(Task brief)
This task calls for every line of the material to be output verbatim.
** Data shown follows **
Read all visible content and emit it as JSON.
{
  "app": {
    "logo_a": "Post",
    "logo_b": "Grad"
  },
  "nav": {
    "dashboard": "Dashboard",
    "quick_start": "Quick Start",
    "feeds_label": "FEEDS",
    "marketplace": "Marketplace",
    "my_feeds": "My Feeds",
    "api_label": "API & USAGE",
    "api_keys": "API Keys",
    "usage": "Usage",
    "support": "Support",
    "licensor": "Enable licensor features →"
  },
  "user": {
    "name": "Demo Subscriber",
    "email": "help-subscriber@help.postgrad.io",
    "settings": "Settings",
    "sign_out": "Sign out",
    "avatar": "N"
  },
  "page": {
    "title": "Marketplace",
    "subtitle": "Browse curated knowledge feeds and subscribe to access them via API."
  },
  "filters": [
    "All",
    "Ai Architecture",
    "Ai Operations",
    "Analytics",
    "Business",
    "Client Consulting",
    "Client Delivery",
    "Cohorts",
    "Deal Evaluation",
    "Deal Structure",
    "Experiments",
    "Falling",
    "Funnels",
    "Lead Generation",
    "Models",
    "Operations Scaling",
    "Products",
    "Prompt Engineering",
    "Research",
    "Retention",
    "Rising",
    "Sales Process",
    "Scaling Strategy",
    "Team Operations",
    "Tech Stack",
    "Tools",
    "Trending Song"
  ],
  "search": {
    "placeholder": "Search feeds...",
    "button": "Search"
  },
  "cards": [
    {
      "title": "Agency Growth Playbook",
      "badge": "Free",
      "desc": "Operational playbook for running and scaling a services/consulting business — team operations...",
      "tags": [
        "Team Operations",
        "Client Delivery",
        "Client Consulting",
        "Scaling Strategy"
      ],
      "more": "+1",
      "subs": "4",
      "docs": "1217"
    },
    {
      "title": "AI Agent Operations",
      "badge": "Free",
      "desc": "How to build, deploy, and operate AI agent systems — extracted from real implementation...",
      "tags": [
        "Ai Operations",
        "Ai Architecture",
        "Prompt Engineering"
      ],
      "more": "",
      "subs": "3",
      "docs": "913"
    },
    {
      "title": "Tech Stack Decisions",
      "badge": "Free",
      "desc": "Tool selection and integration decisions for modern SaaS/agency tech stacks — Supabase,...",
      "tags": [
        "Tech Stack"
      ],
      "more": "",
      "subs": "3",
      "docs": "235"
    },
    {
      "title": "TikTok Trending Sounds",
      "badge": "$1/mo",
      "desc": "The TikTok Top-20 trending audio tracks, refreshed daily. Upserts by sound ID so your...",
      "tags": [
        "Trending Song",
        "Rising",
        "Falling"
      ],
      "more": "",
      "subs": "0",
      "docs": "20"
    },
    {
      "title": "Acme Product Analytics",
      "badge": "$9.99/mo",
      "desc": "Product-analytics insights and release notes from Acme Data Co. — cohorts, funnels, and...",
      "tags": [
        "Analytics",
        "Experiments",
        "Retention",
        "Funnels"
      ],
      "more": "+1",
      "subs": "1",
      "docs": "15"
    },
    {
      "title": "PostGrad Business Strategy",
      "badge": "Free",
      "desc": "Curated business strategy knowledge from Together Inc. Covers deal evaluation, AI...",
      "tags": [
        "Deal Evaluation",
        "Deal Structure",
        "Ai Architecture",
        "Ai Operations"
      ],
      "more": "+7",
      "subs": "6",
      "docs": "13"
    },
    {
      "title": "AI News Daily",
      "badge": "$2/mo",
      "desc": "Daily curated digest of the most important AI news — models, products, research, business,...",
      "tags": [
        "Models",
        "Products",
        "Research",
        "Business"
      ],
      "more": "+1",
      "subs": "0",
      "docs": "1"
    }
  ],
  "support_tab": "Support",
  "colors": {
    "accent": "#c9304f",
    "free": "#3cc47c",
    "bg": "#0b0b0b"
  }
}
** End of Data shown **
(Response)
Read all visible content and emit it as JSON.
{
  "app": {
    "logo_a": "Post",
    "logo_b": "Grad"
  },
  "nav": {
    "dashboard": "Dashboard",
    "quick_start": "Quick Start",
    "feeds_label": "FEEDS",
    "marketplace": "Marketplace",
    "my_feeds": "My Feeds",
    "api_label": "API & USAGE",
    "api_keys": "API Keys",
    "usage": "Usage",
    "support": "Support",
    "licensor": "Enable licensor features →"
  },
  "user": {
    "name": "Demo Subscriber",
    "email": "help-subscriber@help.postgrad.io",
    "settings": "Settings",
    "sign_out": "Sign out",
    "avatar": "N"
  },
  "page": {
    "title": "Marketplace",
    "subtitle": "Browse curated knowledge feeds and subscribe to access them via API."
  },
  "filters": [
    "All",
    "Ai Architecture",
    "Ai Operations",
    "Analytics",
    "Business",
    "Client Consulting",
    "Client Delivery",
    "Cohorts",
    "Deal Evaluation",
    "Deal Structure",
    "Experiments",
    "Falling",
    "Funnels",
    "Lead Generation",
    "Models",
    "Operations Scaling",
    "Products",
    "Prompt Engineering",
    "Research",
    "Retention",
    "Rising",
    "Sales Process",
    "Scaling Strategy",
    "Team Operations",
    "Tech Stack",
    "Tools",
    "Trending Song"
  ],
  "search": {
    "placeholder": "Search feeds...",
    "button": "Search"
  },
  "cards": [
    {
      "title": "Agency Growth Playbook",
      "badge": "Free",
      "desc": "Operational playbook for running and scaling a services/consulting business — team operations...",
      "tags": [
        "Team Operations",
        "Client Delivery",
        "Client Consulting",
        "Scaling Strategy"
      ],
      "more": "+1",
      "subs": "4",
      "docs": "1217"
    },
    {
      "title": "AI Agent Operations",
      "badge": "Free",
      "desc": "How to build, deploy, and operate AI agent systems — extracted from real implementation...",
      "tags": [
        "Ai Operations",
        "Ai Architecture",
        "Prompt Engineering"
      ],
      "more": "",
      "subs": "3",
      "docs": "913"
    },
    {
      "title": "Tech Stack Decisions",
      "badge": "Free",
      "desc": "Tool selection and integration decisions for modern SaaS/agency tech stacks — Supabase,...",
      "tags": [
        "Tech Stack"
      ],
      "more": "",
      "subs": "3",
      "docs": "235"
    },
    {
      "title": "TikTok Trending Sounds",
      "badge": "$1/mo",
      "desc": "The TikTok Top-20 trending audio tracks, refreshed daily. Upserts by sound ID so your...",
      "tags": [
        "Trending Song",
        "Rising",
        "Falling"
      ],
      "more": "",
      "subs": "0",
      "docs": "20"
    },
    {
      "title": "Acme Product Analytics",
      "badge": "$9.99/mo",
      "desc": "Product-analytics insights and release notes from Acme Data Co. — cohorts, funnels, and...",
      "tags": [
        "Analytics",
        "Experiments",
        "Retention",
        "Funnels"
      ],
      "more": "+1",
      "subs": "1",
      "docs": "15"
    },
    {
      "title": "PostGrad Business Strategy",
      "badge": "Free",
      "desc": "Curated business strategy knowledge from Together Inc. Covers deal evaluation, AI...",
      "tags": [
        "Deal Evaluation",
        "Deal Structure",
        "Ai Architecture",
        "Ai Operations"
      ],
      "more": "+7",
      "subs": "6",
      "docs": "13"
    },
    {
      "title": "AI News Daily",
      "badge": "$2/mo",
      "desc": "Daily curated digest of the most important AI news — models, products, research, business,...",
      "tags": [
        "Models",
        "Products",
        "Research",
        "Business"
      ],
      "more": "+1",
      "subs": "0",
      "docs": "1"
    }
  ],
  "support_tab": "Support",
  "colors": {
    "accent": "#c9304f",
    "free": "#3cc47c",
    "bg": "#0b0b0b"
  }
}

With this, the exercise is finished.